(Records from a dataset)

----

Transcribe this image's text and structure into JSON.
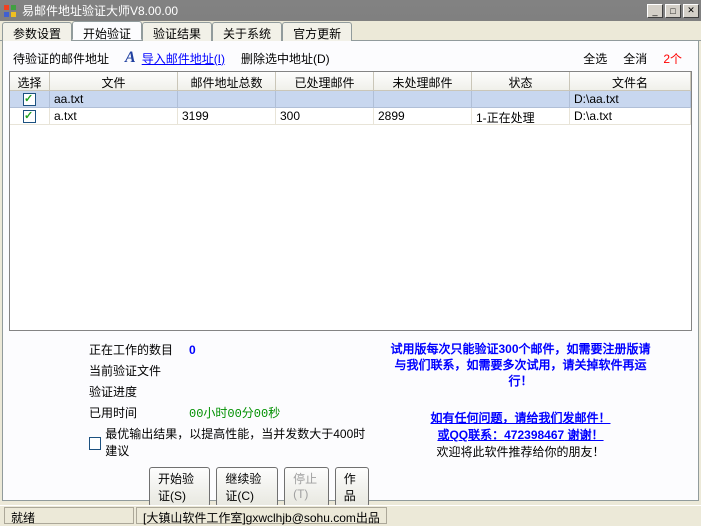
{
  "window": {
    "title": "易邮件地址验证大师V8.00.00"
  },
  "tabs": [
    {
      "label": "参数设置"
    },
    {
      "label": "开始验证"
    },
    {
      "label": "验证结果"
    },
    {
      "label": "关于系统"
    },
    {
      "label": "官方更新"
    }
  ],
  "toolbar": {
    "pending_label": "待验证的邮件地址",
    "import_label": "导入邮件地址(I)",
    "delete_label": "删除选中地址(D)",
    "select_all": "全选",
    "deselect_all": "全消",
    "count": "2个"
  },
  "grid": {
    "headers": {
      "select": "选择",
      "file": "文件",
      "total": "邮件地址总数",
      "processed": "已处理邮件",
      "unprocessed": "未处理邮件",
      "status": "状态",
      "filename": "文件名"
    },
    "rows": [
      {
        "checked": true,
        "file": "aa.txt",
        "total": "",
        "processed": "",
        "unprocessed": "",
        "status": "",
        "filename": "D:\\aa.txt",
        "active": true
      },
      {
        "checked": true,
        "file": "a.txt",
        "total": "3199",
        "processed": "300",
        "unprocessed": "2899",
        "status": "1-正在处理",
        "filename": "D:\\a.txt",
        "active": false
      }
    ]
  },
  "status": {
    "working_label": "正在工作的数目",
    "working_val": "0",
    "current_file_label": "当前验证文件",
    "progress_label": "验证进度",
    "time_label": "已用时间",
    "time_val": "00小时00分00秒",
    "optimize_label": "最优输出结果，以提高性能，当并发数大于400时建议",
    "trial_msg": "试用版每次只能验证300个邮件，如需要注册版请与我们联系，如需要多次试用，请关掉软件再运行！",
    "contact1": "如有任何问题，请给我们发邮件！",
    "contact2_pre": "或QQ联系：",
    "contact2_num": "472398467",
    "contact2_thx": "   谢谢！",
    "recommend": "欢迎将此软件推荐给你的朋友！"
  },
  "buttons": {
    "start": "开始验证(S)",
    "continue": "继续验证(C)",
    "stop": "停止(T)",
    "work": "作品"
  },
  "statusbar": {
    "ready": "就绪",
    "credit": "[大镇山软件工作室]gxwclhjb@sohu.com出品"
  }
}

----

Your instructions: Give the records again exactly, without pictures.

Response to the exercise:
Transcribe this image's text and structure into JSON.
{
  "window": {
    "title": "易邮件地址验证大师V8.00.00"
  },
  "tabs": [
    {
      "label": "参数设置"
    },
    {
      "label": "开始验证"
    },
    {
      "label": "验证结果"
    },
    {
      "label": "关于系统"
    },
    {
      "label": "官方更新"
    }
  ],
  "toolbar": {
    "pending_label": "待验证的邮件地址",
    "import_label": "导入邮件地址(I)",
    "delete_label": "删除选中地址(D)",
    "select_all": "全选",
    "deselect_all": "全消",
    "count": "2个"
  },
  "grid": {
    "headers": {
      "select": "选择",
      "file": "文件",
      "total": "邮件地址总数",
      "processed": "已处理邮件",
      "unprocessed": "未处理邮件",
      "status": "状态",
      "filename": "文件名"
    },
    "rows": [
      {
        "checked": true,
        "file": "aa.txt",
        "total": "",
        "processed": "",
        "unprocessed": "",
        "status": "",
        "filename": "D:\\aa.txt",
        "active": true
      },
      {
        "checked": true,
        "file": "a.txt",
        "total": "3199",
        "processed": "300",
        "unprocessed": "2899",
        "status": "1-正在处理",
        "filename": "D:\\a.txt",
        "active": false
      }
    ]
  },
  "status": {
    "working_label": "正在工作的数目",
    "working_val": "0",
    "current_file_label": "当前验证文件",
    "progress_label": "验证进度",
    "time_label": "已用时间",
    "time_val": "00小时00分00秒",
    "optimize_label": "最优输出结果，以提高性能，当并发数大于400时建议",
    "trial_msg": "试用版每次只能验证300个邮件，如需要注册版请与我们联系，如需要多次试用，请关掉软件再运行！",
    "contact1": "如有任何问题，请给我们发邮件！",
    "contact2_pre": "或QQ联系：",
    "contact2_num": "472398467",
    "contact2_thx": "   谢谢！",
    "recommend": "欢迎将此软件推荐给你的朋友！"
  },
  "buttons": {
    "start": "开始验证(S)",
    "continue": "继续验证(C)",
    "stop": "停止(T)",
    "work": "作品"
  },
  "statusbar": {
    "ready": "就绪",
    "credit": "[大镇山软件工作室]gxwclhjb@sohu.com出品"
  }
}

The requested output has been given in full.